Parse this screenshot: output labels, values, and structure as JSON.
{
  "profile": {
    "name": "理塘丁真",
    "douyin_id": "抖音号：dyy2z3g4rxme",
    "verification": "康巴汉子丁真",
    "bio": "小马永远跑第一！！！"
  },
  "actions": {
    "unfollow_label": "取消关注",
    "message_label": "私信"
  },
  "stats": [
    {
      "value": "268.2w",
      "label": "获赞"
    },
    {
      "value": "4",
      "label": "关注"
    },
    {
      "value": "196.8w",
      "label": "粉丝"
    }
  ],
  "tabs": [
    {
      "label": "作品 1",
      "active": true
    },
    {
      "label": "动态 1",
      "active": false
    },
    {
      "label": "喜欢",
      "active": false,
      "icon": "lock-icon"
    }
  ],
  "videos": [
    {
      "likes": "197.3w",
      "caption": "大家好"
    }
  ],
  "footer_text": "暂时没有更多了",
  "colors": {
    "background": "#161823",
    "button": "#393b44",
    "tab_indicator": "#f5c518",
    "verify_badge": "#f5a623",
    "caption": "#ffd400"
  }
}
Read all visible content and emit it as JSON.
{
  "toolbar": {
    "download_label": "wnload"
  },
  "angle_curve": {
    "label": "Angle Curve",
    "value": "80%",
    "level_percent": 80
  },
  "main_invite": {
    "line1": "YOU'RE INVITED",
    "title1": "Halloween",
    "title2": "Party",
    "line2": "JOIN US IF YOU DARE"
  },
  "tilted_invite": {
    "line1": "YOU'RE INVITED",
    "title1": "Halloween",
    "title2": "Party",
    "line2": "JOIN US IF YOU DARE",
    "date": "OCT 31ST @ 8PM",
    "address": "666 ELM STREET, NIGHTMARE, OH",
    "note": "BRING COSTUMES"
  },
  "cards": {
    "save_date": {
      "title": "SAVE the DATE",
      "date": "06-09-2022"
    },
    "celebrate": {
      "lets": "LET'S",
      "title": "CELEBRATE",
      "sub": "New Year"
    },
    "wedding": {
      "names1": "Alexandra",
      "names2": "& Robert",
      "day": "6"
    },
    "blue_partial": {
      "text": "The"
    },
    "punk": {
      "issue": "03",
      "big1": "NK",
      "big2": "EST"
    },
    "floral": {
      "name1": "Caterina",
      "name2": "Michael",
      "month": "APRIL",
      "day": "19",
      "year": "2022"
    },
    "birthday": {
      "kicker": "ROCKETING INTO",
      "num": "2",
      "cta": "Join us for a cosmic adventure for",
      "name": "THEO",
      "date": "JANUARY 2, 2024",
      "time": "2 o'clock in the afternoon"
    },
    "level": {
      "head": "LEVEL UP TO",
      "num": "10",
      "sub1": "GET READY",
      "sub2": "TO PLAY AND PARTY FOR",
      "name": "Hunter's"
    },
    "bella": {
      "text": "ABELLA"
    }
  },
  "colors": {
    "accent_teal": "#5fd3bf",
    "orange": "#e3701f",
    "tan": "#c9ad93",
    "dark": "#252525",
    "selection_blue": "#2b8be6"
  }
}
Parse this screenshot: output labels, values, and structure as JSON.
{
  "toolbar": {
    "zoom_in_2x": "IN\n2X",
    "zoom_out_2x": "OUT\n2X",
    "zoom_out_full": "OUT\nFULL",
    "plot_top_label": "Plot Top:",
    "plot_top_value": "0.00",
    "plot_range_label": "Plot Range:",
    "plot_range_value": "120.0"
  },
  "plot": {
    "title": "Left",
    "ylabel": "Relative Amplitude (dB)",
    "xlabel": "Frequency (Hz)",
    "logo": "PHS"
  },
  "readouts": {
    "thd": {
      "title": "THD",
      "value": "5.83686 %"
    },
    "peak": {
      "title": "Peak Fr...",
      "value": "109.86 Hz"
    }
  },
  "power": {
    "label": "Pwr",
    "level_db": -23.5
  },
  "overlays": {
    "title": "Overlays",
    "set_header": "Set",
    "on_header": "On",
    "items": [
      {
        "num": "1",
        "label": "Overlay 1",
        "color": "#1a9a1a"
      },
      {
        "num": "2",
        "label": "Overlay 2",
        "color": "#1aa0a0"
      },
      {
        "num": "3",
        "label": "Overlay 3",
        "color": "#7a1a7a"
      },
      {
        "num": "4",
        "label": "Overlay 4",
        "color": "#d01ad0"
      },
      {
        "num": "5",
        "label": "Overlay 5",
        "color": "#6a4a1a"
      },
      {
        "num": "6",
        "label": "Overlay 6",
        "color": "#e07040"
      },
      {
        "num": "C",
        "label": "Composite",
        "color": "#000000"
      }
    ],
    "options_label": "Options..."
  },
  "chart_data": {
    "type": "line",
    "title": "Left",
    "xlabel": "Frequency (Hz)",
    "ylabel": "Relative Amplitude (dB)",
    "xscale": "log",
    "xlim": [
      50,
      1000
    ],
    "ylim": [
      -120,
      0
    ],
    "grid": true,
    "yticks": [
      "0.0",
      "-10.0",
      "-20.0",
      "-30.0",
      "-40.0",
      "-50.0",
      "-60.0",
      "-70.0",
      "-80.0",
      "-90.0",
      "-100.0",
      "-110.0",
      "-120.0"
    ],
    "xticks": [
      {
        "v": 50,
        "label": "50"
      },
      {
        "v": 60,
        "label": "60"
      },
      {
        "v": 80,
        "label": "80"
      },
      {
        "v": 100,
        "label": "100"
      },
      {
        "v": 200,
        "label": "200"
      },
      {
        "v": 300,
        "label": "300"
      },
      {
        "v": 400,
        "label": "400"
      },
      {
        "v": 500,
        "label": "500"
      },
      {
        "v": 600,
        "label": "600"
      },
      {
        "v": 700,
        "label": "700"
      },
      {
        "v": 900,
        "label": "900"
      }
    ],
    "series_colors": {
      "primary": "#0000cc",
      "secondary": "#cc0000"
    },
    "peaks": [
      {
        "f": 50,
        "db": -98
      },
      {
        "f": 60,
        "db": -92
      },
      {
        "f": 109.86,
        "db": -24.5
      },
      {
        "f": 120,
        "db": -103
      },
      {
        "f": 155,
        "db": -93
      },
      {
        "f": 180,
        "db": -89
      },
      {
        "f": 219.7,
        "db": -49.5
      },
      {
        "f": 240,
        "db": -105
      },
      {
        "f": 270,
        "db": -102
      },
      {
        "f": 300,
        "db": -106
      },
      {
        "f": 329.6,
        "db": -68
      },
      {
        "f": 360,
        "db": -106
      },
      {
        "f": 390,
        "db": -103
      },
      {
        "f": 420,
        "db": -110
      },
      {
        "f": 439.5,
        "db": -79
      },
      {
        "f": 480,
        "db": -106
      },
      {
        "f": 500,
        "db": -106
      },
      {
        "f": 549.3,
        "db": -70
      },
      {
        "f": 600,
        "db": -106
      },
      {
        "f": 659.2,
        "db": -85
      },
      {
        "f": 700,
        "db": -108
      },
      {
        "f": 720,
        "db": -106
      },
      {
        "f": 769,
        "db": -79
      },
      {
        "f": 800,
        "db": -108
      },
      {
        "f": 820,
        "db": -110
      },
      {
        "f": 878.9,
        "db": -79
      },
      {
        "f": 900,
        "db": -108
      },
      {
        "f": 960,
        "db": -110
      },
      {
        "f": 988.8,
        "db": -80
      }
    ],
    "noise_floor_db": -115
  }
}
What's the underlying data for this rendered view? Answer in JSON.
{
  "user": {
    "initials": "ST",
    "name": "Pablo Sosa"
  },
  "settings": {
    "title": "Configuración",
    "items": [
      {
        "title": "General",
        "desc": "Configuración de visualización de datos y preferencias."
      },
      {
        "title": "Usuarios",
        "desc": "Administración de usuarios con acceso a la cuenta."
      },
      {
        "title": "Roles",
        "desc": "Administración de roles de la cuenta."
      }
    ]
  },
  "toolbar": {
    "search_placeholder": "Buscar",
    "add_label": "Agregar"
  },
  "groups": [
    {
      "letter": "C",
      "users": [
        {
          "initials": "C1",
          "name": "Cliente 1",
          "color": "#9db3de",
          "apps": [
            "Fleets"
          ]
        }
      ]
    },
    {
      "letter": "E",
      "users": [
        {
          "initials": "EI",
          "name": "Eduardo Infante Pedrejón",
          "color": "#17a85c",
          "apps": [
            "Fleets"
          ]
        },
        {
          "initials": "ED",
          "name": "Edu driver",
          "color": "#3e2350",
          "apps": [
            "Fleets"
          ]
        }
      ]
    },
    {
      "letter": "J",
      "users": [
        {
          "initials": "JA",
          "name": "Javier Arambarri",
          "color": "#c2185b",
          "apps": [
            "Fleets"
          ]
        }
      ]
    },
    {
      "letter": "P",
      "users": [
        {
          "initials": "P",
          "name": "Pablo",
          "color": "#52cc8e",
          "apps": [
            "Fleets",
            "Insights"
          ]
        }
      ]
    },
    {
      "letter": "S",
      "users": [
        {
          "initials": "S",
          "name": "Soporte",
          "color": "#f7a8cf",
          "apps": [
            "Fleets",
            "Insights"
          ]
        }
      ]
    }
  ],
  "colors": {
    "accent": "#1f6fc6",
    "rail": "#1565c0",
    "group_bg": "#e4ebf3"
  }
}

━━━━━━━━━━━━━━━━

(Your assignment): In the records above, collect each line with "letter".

(Response):
      "letter": "C",
      "letter": "E",
      "letter": "J",
      "letter": "P",
      "letter": "S",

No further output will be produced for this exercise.